◆ Required action:
Without changing a word, copy every line of the listing below and leave out the images.

◆ Entries shown:
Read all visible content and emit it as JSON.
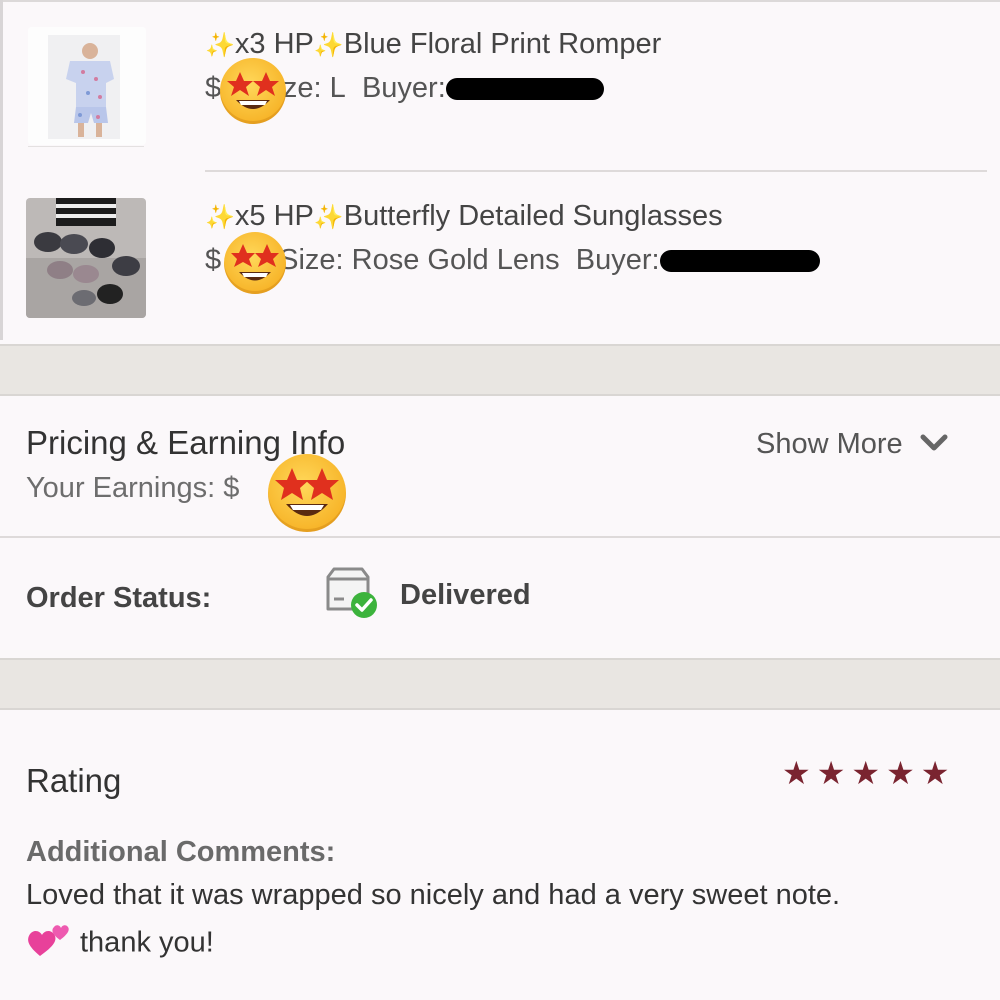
{
  "items": [
    {
      "prefix": "x3 HP",
      "title": "Blue Floral Print Romper",
      "currency": "$",
      "size": "Size: L",
      "buyer_label": "Buyer:",
      "image": "romper-thumbnail"
    },
    {
      "prefix": "x5 HP",
      "title": "Butterfly Detailed Sunglasses",
      "currency": "$",
      "size": "Size: Rose Gold Lens",
      "buyer_label": "Buyer:",
      "image": "sunglasses-thumbnail"
    }
  ],
  "pricing": {
    "title": "Pricing & Earning Info",
    "earnings_label": "Your Earnings: $",
    "show_more": "Show More"
  },
  "order": {
    "label": "Order Status:",
    "status": "Delivered",
    "status_color": "#3cb33c"
  },
  "rating": {
    "title": "Rating",
    "stars": 5,
    "star_color": "#7a2430",
    "comments_label": "Additional Comments:",
    "comment_line1": "Loved that it was wrapped so nicely and had a very sweet note.",
    "comment_line2": "thank you!"
  },
  "icons": {
    "sparkles": "sparkles-icon",
    "star_struck": "star-struck-emoji",
    "package_check": "package-check-icon",
    "chevron": "chevron-down-icon",
    "hearts": "two-hearts-emoji"
  }
}
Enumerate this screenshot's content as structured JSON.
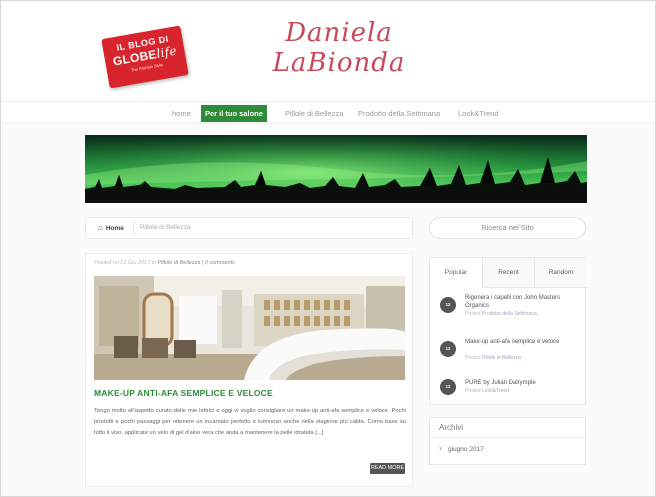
{
  "header": {
    "badge": {
      "line1": "IL BLOG DI",
      "line2a": "GLOBE",
      "line2b": "life",
      "line3": "The Fashion Style"
    },
    "site_title_line1": "Daniela",
    "site_title_line2": "LaBionda"
  },
  "nav": {
    "items": [
      {
        "label": "home",
        "active": false
      },
      {
        "label": "Per il tuo salone",
        "active": true
      },
      {
        "label": "Pillole di Bellezza",
        "active": false
      },
      {
        "label": "Prodotto della Settimana",
        "active": false
      },
      {
        "label": "Look&Trend",
        "active": false
      }
    ],
    "active_color": "#2e8b3a"
  },
  "breadcrumb": {
    "home": "Home",
    "current": "Pillole di Bellezza"
  },
  "search": {
    "label": "Ricerca nel Sito"
  },
  "post": {
    "meta_prefix": "Posted on 12 Giu 2017 in ",
    "meta_category": "Pillole di Bellezza",
    "meta_comments": " | 0 comments",
    "title": "MAKE-UP ANTI-AFA SEMPLICE E VELOCE",
    "excerpt": "Tengo molto all'aspetto curato delle mie lettrici e oggi vi voglio consigliare un make-up anti-afa semplice e veloce. Pochi prodotti e pochi passaggi per ottenere un incarnato perfetto e luminoso anche nella stagione più calda. Come base su tutto il viso, applicate un velo di gel d'aloe vera che aiuta a mantenere la pelle idratata [...]",
    "read_more": "READ MORE"
  },
  "sidebar": {
    "tabs": [
      "Popular",
      "Recent",
      "Random"
    ],
    "active_tab": "Popular",
    "items": [
      {
        "date": "12",
        "title": "Rigenera i capelli con John Masters Organics",
        "posted_prefix": "Posted ",
        "category": "Prodotto della Settimana"
      },
      {
        "date": "12",
        "title": "Make-up anti-afa semplice e veloce",
        "posted_prefix": "Posted ",
        "category": "Pillole di Bellezza"
      },
      {
        "date": "12",
        "title": "PURE by Julian Dalrymple",
        "posted_prefix": "Posted ",
        "category": "Look&Trend"
      }
    ],
    "archive": {
      "title": "Archivi",
      "items": [
        "giugno 2017"
      ]
    }
  }
}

◆ Output for this exercise:
Read all visible content and emit it as JSON.
{
  "items": [
    {
      "prefix": "x3 HP",
      "title": "Blue Floral Print Romper",
      "currency": "$",
      "size": "Size: L",
      "buyer_label": "Buyer:",
      "image": "romper-thumbnail"
    },
    {
      "prefix": "x5 HP",
      "title": "Butterfly Detailed Sunglasses",
      "currency": "$",
      "size": "Size: Rose Gold Lens",
      "buyer_label": "Buyer:",
      "image": "sunglasses-thumbnail"
    }
  ],
  "pricing": {
    "title": "Pricing & Earning Info",
    "earnings_label": "Your Earnings: $",
    "show_more": "Show More"
  },
  "order": {
    "label": "Order Status:",
    "status": "Delivered",
    "status_color": "#3cb33c"
  },
  "rating": {
    "title": "Rating",
    "stars": 5,
    "star_color": "#7a2430",
    "comments_label": "Additional Comments:",
    "comment_line1": "Loved that it was wrapped so nicely and had a very sweet note.",
    "comment_line2": "thank you!"
  },
  "icons": {
    "sparkles": "sparkles-icon",
    "star_struck": "star-struck-emoji",
    "package_check": "package-check-icon",
    "chevron": "chevron-down-icon",
    "hearts": "two-hearts-emoji"
  }
}
Enumerate this screenshot's content as structured JSON.
{
  "header": {
    "badge": {
      "line1": "IL BLOG DI",
      "line2a": "GLOBE",
      "line2b": "life",
      "line3": "The Fashion Style"
    },
    "site_title_line1": "Daniela",
    "site_title_line2": "LaBionda"
  },
  "nav": {
    "items": [
      {
        "label": "home",
        "active": false
      },
      {
        "label": "Per il tuo salone",
        "active": true
      },
      {
        "label": "Pillole di Bellezza",
        "active": false
      },
      {
        "label": "Prodotto della Settimana",
        "active": false
      },
      {
        "label": "Look&Trend",
        "active": false
      }
    ],
    "active_color": "#2e8b3a"
  },
  "breadcrumb": {
    "home": "Home",
    "current": "Pillole di Bellezza"
  },
  "search": {
    "label": "Ricerca nel Sito"
  },
  "post": {
    "meta_prefix": "Posted on 12 Giu 2017 in ",
    "meta_category": "Pillole di Bellezza",
    "meta_comments": " | 0 comments",
    "title": "MAKE-UP ANTI-AFA SEMPLICE E VELOCE",
    "excerpt": "Tengo molto all'aspetto curato delle mie lettrici e oggi vi voglio consigliare un make-up anti-afa semplice e veloce. Pochi prodotti e pochi passaggi per ottenere un incarnato perfetto e luminoso anche nella stagione più calda. Come base su tutto il viso, applicate un velo di gel d'aloe vera che aiuta a mantenere la pelle idratata [...]",
    "read_more": "READ MORE"
  },
  "sidebar": {
    "tabs": [
      "Popular",
      "Recent",
      "Random"
    ],
    "active_tab": "Popular",
    "items": [
      {
        "date": "12",
        "title": "Rigenera i capelli con John Masters Organics",
        "posted_prefix": "Posted ",
        "category": "Prodotto della Settimana"
      },
      {
        "date": "12",
        "title": "Make-up anti-afa semplice e veloce",
        "posted_prefix": "Posted ",
        "category": "Pillole di Bellezza"
      },
      {
        "date": "12",
        "title": "PURE by Julian Dalrymple",
        "posted_prefix": "Posted ",
        "category": "Look&Trend"
      }
    ],
    "archive": {
      "title": "Archivi",
      "items": [
        "giugno 2017"
      ]
    }
  }
}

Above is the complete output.